In a statement issued to the edgeHowever, an Apple spokesperson confirmed that the new 256GB base model of the MacBook Air has a single NAND chip, which will result in slower SSD speeds in our benchmark test. Apple said the new MacBook Air’s real-world performance is “faster,” but the statement doesn’t explicitly mention SSD speeds:
Thanks to the increased performance of the M2, the new MacBook Air and 13-inch MacBook Pro are incredibly fast, even compared to Mac laptops equipped with the powerful M1 chip. These new systems use a new high-density NAND that provides 256GB of storage using a single chip. While the 256GB SSD standards may show a difference compared to the previous generation, these M2-based systems perform faster for real-world activities.

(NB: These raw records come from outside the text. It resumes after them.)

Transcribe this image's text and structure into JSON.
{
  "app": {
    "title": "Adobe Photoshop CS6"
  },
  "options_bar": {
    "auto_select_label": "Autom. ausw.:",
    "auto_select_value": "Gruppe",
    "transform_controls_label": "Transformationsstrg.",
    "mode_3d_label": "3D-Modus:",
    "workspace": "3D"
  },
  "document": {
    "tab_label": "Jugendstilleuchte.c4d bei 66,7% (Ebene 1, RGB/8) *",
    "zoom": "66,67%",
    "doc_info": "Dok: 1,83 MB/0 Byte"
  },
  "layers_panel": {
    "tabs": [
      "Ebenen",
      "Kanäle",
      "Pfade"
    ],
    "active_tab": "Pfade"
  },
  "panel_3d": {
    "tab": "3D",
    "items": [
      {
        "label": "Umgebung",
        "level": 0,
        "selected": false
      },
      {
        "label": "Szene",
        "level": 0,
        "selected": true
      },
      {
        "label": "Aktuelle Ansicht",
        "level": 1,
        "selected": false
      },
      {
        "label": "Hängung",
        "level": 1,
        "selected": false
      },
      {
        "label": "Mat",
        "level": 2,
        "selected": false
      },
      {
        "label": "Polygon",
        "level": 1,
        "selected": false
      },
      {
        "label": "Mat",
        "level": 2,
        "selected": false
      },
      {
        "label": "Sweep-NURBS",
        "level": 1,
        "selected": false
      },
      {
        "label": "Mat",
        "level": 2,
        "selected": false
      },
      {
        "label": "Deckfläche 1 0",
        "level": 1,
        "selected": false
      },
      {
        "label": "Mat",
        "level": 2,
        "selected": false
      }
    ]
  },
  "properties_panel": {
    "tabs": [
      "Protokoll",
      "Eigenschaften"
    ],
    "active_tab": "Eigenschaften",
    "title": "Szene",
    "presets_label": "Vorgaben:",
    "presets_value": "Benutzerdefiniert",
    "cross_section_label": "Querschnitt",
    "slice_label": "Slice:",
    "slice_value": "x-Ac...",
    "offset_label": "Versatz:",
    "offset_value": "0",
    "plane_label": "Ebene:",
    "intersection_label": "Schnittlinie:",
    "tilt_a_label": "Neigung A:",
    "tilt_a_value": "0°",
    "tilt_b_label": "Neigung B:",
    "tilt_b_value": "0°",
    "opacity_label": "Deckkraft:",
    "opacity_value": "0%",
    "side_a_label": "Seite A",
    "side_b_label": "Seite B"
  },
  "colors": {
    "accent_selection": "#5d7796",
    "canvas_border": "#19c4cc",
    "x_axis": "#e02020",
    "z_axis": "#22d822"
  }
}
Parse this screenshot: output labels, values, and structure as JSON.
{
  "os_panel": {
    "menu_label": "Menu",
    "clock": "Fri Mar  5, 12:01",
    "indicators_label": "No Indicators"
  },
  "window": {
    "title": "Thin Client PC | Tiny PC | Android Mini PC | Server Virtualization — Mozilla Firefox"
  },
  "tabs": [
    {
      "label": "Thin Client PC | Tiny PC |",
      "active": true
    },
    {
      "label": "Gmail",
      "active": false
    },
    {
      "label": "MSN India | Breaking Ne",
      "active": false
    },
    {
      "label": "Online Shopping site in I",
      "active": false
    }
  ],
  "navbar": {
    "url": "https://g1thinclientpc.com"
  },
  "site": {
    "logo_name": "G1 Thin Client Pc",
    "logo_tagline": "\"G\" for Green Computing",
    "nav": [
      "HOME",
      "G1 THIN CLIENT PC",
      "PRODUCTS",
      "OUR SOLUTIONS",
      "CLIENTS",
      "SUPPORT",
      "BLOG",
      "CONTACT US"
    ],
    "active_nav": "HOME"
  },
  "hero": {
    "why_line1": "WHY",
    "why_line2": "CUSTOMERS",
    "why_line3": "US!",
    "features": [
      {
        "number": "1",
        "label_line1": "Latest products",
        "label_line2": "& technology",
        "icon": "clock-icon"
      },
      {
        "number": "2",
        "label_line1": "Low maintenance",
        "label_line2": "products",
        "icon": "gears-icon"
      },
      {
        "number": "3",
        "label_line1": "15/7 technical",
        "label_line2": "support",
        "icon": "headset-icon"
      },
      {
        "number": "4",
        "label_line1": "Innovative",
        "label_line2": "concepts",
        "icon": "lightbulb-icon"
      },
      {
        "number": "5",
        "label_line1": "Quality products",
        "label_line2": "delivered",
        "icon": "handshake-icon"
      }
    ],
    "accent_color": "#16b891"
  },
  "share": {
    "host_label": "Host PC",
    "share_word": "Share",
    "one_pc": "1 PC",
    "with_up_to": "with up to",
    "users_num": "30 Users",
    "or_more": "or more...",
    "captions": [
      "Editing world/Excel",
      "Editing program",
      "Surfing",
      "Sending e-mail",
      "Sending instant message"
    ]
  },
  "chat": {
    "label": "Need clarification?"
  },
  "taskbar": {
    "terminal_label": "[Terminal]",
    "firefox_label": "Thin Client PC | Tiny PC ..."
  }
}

Last month, it was discovered that the 256GB model of the 13-inch MacBook Pro with an M2 chip has up to 50% slower read speeds and up to 30% slower SSD write speeds than the equivalent previous generation model in benchmarks.
The dilemma arises from the fact that Apple has switched to using a single 256GB flash storage stick instead of two 128GB chips in the base models of the new MacBook Air and 13-inch MacBook Pro. Configurations equipped with 512GB or more of storage are equipped with multiple NAND chips, allowing for higher speeds in parallel.
If faster SSD speeds are important to your workflow, we recommend configuring the new MacBook Air with at least 512GB of storage.